PROBLEM DETAILS:
Check every line below for the word "preview" and show those that hold it.

INFORMATION:
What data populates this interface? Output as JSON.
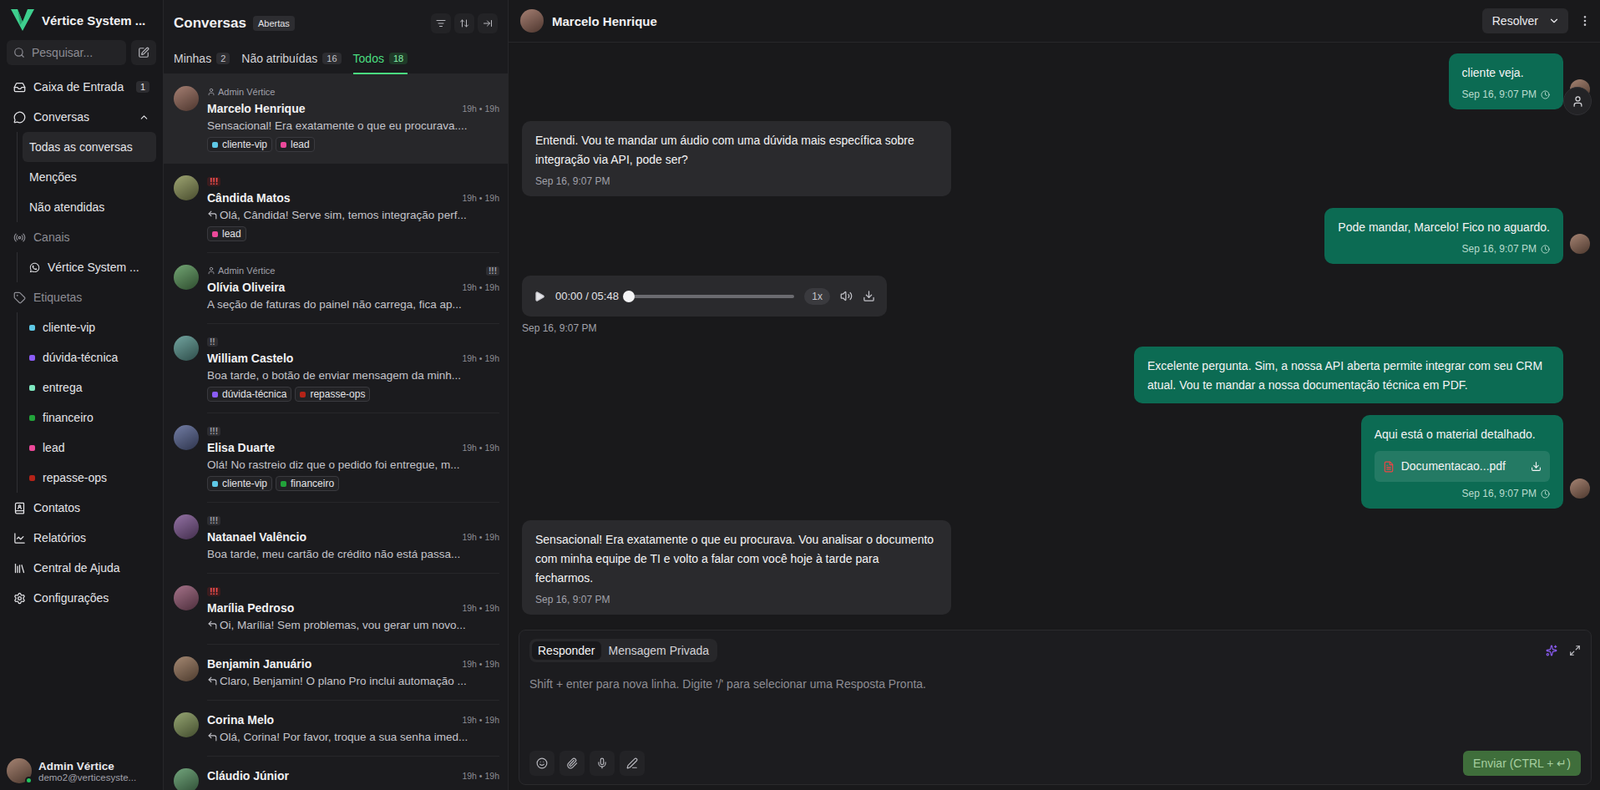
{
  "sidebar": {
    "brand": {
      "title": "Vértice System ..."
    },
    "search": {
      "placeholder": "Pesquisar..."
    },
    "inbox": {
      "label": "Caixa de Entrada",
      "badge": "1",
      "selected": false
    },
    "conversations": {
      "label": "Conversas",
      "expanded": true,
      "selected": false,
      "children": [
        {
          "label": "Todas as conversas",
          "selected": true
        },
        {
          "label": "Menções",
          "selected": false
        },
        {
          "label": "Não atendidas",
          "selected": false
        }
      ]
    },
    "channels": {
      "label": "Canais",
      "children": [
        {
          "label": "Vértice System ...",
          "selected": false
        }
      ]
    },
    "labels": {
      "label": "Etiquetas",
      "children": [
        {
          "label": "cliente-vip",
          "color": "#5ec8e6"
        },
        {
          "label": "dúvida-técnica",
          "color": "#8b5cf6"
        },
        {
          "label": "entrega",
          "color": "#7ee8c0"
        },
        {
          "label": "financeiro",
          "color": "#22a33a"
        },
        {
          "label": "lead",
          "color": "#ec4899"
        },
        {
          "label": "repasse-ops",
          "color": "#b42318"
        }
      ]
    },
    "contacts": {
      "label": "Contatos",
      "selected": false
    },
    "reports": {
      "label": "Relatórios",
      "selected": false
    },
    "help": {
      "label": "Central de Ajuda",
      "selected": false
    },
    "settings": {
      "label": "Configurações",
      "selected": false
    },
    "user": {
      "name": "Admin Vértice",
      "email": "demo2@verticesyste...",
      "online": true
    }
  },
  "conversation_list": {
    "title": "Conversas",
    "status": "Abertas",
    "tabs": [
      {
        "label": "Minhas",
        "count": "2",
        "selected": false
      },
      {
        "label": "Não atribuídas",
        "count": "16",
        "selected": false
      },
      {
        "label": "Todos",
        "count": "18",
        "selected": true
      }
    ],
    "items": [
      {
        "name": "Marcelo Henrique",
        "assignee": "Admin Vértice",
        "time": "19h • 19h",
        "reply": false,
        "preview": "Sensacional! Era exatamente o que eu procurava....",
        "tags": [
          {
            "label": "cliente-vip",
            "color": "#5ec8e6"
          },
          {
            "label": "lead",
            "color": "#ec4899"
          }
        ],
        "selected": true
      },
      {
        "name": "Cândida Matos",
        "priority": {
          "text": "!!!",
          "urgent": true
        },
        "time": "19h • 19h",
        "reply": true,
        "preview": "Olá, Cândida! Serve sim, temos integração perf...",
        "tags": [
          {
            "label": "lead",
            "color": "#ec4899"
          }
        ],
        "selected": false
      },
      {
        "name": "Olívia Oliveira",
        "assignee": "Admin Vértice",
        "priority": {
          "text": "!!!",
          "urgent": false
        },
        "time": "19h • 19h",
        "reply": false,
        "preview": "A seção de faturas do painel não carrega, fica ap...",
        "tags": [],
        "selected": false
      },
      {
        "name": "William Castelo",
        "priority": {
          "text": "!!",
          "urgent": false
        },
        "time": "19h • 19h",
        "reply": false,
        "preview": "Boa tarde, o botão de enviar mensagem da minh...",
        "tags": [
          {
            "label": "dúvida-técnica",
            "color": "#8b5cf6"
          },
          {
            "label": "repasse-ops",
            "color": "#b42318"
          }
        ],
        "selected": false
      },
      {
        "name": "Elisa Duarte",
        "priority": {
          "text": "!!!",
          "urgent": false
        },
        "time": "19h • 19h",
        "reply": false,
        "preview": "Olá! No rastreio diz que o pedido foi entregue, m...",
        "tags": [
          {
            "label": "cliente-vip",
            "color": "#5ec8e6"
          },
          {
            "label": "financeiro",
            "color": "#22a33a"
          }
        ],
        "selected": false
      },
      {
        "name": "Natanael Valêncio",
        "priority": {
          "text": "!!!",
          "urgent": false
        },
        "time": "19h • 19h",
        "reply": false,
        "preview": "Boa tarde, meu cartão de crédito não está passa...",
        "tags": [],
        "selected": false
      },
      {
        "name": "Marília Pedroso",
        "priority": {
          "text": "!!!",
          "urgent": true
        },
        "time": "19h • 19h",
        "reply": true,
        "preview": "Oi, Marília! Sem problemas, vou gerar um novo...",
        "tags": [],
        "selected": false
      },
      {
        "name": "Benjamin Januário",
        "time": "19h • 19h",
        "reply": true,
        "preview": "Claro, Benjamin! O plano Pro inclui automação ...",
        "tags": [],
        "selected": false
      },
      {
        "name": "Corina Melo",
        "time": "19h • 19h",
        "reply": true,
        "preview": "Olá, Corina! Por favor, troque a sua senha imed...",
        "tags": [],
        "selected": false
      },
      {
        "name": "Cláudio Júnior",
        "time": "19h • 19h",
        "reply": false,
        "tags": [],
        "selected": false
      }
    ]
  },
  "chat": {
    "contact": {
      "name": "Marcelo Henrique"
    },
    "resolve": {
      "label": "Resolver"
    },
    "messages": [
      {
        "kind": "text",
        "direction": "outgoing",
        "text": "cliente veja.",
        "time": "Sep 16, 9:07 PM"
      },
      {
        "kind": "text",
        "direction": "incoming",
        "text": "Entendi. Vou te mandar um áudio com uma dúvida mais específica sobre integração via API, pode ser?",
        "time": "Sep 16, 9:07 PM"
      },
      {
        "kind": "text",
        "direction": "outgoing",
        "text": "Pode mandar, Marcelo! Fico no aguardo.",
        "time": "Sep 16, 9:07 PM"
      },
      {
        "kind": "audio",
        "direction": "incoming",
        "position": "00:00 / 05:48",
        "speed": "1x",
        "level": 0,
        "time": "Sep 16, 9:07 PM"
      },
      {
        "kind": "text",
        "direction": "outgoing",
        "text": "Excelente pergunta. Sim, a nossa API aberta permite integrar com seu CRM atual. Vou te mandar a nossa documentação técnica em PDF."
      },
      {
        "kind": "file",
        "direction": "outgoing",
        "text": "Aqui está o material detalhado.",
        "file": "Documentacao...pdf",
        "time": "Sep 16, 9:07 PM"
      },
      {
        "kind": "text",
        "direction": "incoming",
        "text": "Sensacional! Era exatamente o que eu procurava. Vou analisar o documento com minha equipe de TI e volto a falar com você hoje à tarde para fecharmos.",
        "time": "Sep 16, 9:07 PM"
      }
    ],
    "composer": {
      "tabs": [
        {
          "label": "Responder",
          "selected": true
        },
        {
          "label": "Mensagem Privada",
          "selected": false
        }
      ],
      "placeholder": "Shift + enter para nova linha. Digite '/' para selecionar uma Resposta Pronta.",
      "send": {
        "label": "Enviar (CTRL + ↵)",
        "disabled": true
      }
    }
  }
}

REPLY TO THE EXERCISE:
        "preview": "Sensacional! Era exatamente o que eu procurava....",
        "preview": "Olá, Cândida! Serve sim, temos integração perf...",
        "preview": "A seção de faturas do painel não carrega, fica ap...",
        "preview": "Boa tarde, o botão de enviar mensagem da minh...",
        "preview": "Olá! No rastreio diz que o pedido foi entregue, m...",
        "preview": "Boa tarde, meu cartão de crédito não está passa...",
        "preview": "Oi, Marília! Sem problemas, vou gerar um novo...",
        "preview": "Claro, Benjamin! O plano Pro inclui automação ...",
        "preview": "Olá, Corina! Por favor, troque a sua senha imed...",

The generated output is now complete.